[Records]:
━━━

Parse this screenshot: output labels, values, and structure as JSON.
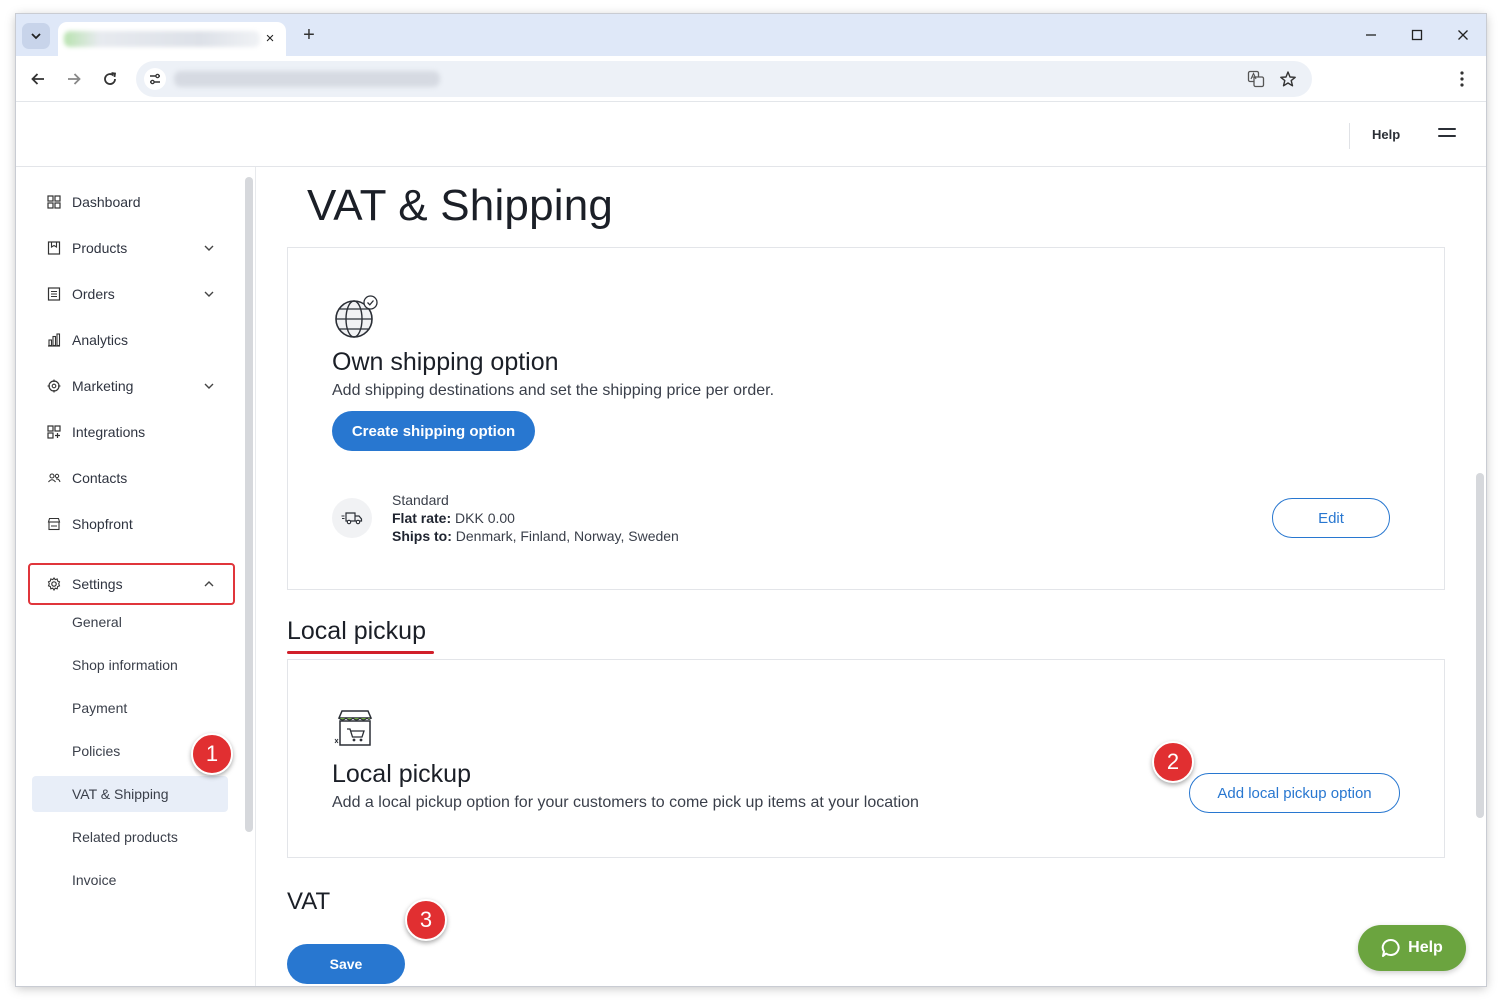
{
  "browser": {
    "tab_close_glyph": "×",
    "new_tab_glyph": "+"
  },
  "header": {
    "help_label": "Help"
  },
  "sidebar": {
    "items": [
      {
        "label": "Dashboard",
        "icon": "dashboard-icon"
      },
      {
        "label": "Products",
        "icon": "products-icon"
      },
      {
        "label": "Orders",
        "icon": "orders-icon"
      },
      {
        "label": "Analytics",
        "icon": "analytics-icon"
      },
      {
        "label": "Marketing",
        "icon": "marketing-icon"
      },
      {
        "label": "Integrations",
        "icon": "integrations-icon"
      },
      {
        "label": "Contacts",
        "icon": "contacts-icon"
      },
      {
        "label": "Shopfront",
        "icon": "shopfront-icon"
      },
      {
        "label": "Settings",
        "icon": "gear-icon"
      }
    ],
    "settings_sub": [
      {
        "label": "General"
      },
      {
        "label": "Shop information"
      },
      {
        "label": "Payment"
      },
      {
        "label": "Policies"
      },
      {
        "label": "VAT & Shipping"
      },
      {
        "label": "Related products"
      },
      {
        "label": "Invoice"
      }
    ]
  },
  "main": {
    "page_title": "VAT & Shipping",
    "own_shipping": {
      "title": "Own shipping option",
      "description": "Add shipping destinations and set the shipping price per order.",
      "create_button": "Create shipping option",
      "option": {
        "name": "Standard",
        "flat_rate_label": "Flat rate:",
        "flat_rate_value": "DKK 0.00",
        "ships_to_label": "Ships to:",
        "ships_to_value": "Denmark, Finland, Norway, Sweden"
      },
      "edit_button": "Edit"
    },
    "local_pickup_heading": "Local pickup",
    "local_pickup": {
      "title": "Local pickup",
      "description": "Add a local pickup option for your customers to come pick up items at your location",
      "add_button": "Add local pickup option"
    },
    "vat_heading": "VAT",
    "save_button": "Save"
  },
  "annotations": {
    "badge_1": "1",
    "badge_2": "2",
    "badge_3": "3",
    "highlight_color": "#e0353b"
  },
  "help_fab": {
    "label": "Help"
  },
  "colors": {
    "primary": "#2877d0",
    "help_fab": "#6ba43f",
    "badge": "#e12f31",
    "active_bg": "#e8eef8"
  }
}
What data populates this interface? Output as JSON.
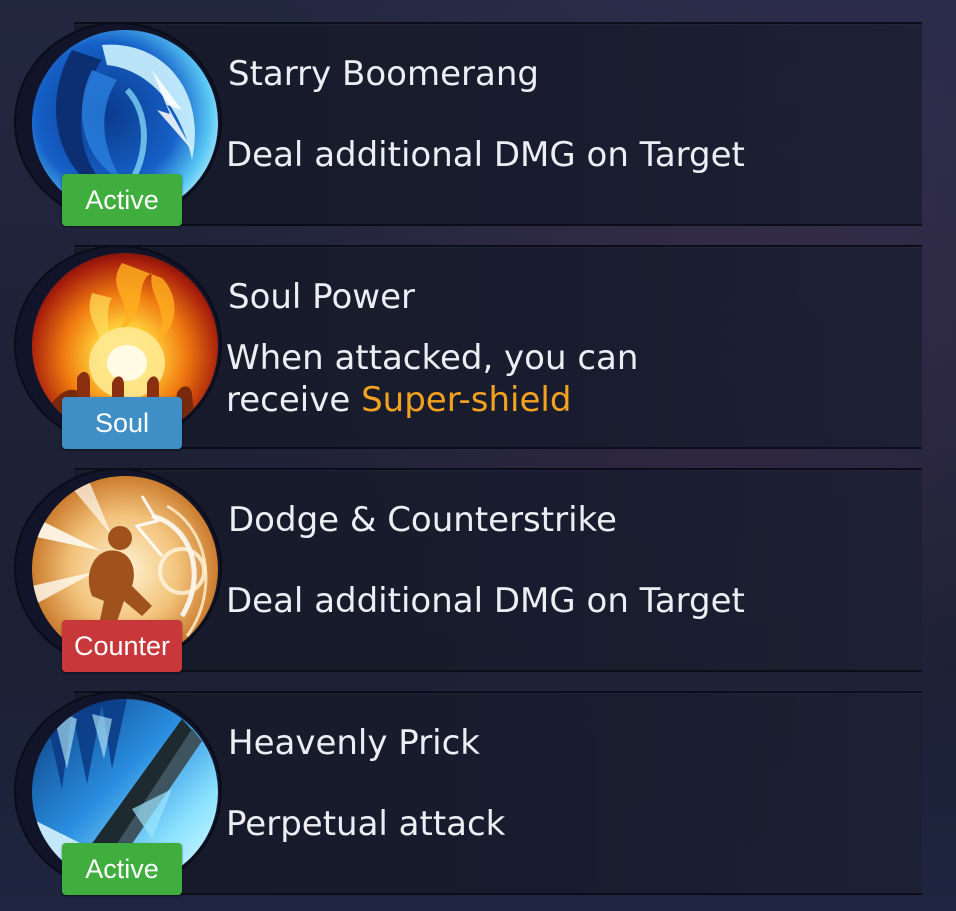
{
  "skills": [
    {
      "name": "Starry Boomerang",
      "description": "Deal additional DMG on Target",
      "badge": "Active",
      "badge_color": "#3fae3f",
      "icon": "starry-boomerang-icon"
    },
    {
      "name": "Soul Power",
      "description_line1": "When attacked, you can",
      "description_line2_prefix": "receive ",
      "description_highlight": "Super-shield",
      "badge": "Soul",
      "badge_color": "#3f8ec5",
      "icon": "soul-power-icon"
    },
    {
      "name": "Dodge & Counterstrike",
      "description": "Deal additional DMG on Target",
      "badge": "Counter",
      "badge_color": "#c8373a",
      "icon": "dodge-counterstrike-icon"
    },
    {
      "name": "Heavenly Prick",
      "description": "Perpetual attack",
      "badge": "Active",
      "badge_color": "#3fae3f",
      "icon": "heavenly-prick-icon"
    }
  ],
  "colors": {
    "highlight": "#f2a21e",
    "text": "#eceef4"
  }
}
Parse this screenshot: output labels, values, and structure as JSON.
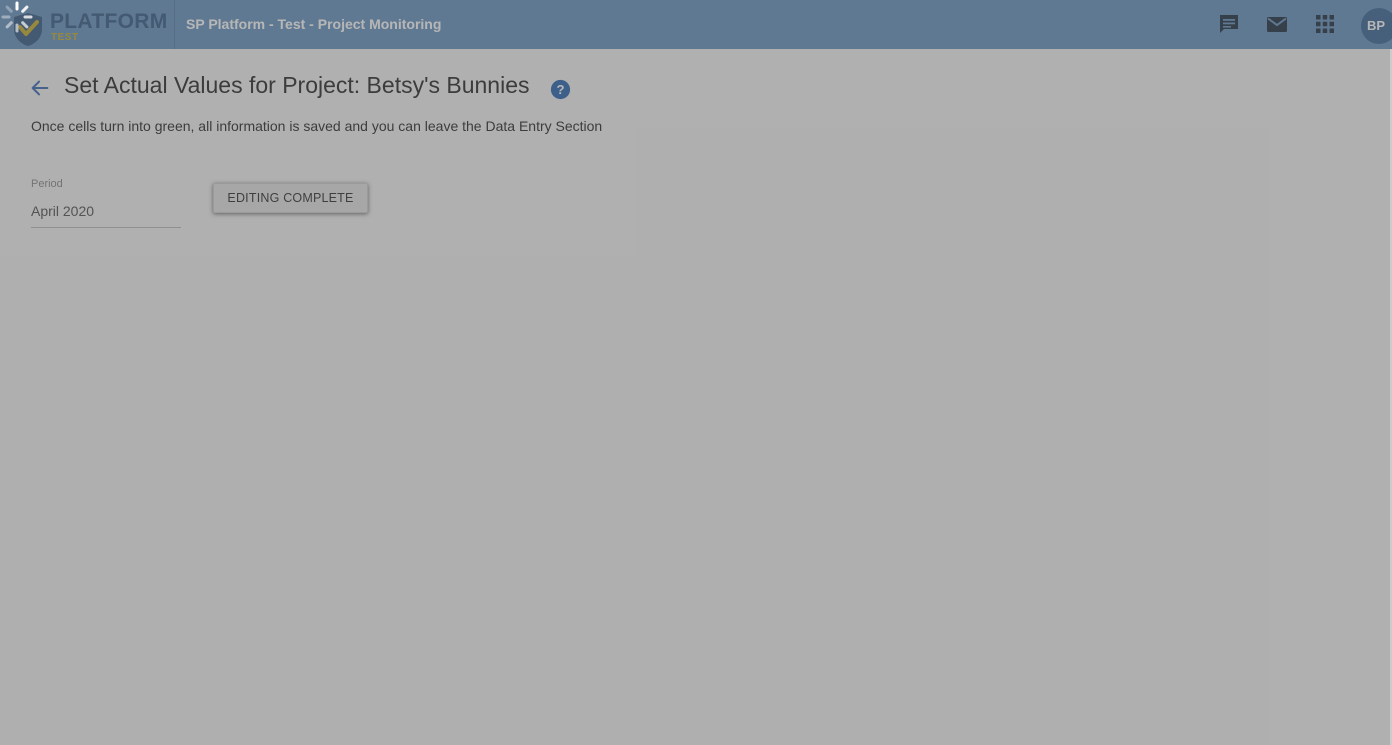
{
  "topbar": {
    "logo_text": "PLATFORM",
    "logo_sub": "TEST",
    "app_title": "SP Platform - Test - Project Monitoring",
    "icons": [
      "chat-icon",
      "mail-icon",
      "apps-grid-icon"
    ],
    "avatar_initials": "BP"
  },
  "page": {
    "title": "Set Actual Values for Project: Betsy's Bunnies",
    "subtitle": "Once cells turn into green, all information is saved and you can leave the Data Entry Section"
  },
  "period": {
    "label": "Period",
    "value": "April 2020"
  },
  "actions": {
    "editing_complete_label": "EDITING COMPLETE"
  },
  "state": {
    "loading": true
  },
  "colors": {
    "topbar": "#6b96c2",
    "accent": "#3b6fb6",
    "logo_sub": "#c9b22f"
  }
}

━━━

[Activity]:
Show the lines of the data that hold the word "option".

[Result of the exercise]:
      "title": "Own shipping option",
      "create_button": "Create shipping option",
      "option": {
      "description": "Add a local pickup option for your customers to come pick up items at your location",
      "add_button": "Add local pickup option"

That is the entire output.